§ **WORK TASK**
Going through the records that follow, please count the lines with "this" in them and give only the count.

§ **DATA**
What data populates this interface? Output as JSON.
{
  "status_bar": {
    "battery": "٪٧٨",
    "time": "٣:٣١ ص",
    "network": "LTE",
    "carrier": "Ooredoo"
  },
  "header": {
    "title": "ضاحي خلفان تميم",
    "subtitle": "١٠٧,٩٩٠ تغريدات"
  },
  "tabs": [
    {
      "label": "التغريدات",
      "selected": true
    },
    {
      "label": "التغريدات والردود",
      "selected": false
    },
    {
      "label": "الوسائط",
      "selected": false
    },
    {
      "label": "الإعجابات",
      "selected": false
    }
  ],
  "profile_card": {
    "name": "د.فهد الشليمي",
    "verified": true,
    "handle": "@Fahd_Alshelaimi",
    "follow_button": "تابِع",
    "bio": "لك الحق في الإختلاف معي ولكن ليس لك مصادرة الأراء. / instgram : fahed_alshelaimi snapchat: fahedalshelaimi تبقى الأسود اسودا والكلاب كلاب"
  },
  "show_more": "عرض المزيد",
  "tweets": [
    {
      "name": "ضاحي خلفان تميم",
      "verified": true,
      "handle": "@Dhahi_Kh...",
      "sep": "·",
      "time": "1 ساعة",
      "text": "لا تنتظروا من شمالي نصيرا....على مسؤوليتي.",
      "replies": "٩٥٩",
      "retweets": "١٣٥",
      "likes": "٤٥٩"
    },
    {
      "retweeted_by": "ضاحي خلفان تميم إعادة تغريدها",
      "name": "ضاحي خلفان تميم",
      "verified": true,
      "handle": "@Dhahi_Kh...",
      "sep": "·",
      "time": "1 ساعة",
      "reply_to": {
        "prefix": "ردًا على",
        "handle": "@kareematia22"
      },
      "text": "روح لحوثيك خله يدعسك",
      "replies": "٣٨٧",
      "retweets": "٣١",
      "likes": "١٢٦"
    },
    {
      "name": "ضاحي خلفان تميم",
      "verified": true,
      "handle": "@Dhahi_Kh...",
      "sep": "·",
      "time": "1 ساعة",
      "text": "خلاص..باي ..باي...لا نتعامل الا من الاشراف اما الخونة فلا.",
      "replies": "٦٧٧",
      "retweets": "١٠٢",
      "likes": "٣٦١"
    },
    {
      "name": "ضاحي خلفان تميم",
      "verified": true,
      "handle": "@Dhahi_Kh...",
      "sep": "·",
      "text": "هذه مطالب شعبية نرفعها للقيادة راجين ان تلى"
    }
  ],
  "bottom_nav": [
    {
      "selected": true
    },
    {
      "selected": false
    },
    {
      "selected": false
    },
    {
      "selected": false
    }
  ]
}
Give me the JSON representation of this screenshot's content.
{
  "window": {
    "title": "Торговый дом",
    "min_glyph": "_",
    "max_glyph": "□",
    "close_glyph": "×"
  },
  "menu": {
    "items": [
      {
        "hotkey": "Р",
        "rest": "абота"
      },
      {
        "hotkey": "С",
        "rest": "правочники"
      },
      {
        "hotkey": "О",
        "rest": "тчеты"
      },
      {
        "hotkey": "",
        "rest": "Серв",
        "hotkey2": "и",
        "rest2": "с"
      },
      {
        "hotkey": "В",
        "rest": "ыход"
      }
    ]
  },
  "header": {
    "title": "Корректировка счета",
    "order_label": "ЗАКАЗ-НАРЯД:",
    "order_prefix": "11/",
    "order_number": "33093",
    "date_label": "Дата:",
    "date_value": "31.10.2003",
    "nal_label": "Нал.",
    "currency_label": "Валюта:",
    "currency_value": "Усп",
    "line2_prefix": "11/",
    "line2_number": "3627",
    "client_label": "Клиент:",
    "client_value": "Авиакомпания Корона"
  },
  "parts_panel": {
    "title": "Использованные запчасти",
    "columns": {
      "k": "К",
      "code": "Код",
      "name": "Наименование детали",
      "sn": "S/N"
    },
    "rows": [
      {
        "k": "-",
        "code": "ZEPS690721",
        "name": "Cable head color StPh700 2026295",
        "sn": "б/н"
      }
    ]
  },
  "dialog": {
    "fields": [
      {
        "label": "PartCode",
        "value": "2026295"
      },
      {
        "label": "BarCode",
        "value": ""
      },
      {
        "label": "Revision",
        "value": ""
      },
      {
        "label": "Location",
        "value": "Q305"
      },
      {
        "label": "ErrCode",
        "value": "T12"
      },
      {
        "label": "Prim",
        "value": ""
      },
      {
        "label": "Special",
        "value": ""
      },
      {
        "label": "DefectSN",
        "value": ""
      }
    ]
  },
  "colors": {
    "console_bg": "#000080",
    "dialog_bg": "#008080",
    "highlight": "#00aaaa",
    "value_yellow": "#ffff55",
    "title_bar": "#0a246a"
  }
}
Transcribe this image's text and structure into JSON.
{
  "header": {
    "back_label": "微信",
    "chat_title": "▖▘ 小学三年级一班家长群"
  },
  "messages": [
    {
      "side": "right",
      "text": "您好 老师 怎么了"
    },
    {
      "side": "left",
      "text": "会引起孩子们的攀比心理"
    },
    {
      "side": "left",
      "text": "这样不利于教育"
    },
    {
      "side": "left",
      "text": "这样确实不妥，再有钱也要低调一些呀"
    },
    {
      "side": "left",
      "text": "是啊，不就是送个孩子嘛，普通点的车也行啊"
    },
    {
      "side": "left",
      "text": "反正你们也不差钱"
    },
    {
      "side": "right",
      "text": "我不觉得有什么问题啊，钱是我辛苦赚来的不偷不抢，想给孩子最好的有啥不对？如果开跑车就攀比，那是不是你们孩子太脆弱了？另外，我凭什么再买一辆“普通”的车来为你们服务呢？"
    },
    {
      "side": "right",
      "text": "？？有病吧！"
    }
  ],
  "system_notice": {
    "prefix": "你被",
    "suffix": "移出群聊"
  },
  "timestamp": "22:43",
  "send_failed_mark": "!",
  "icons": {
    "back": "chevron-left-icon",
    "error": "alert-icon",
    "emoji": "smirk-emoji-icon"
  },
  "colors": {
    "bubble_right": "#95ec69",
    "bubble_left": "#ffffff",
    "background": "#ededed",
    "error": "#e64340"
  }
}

§ **TASK RESULT**
3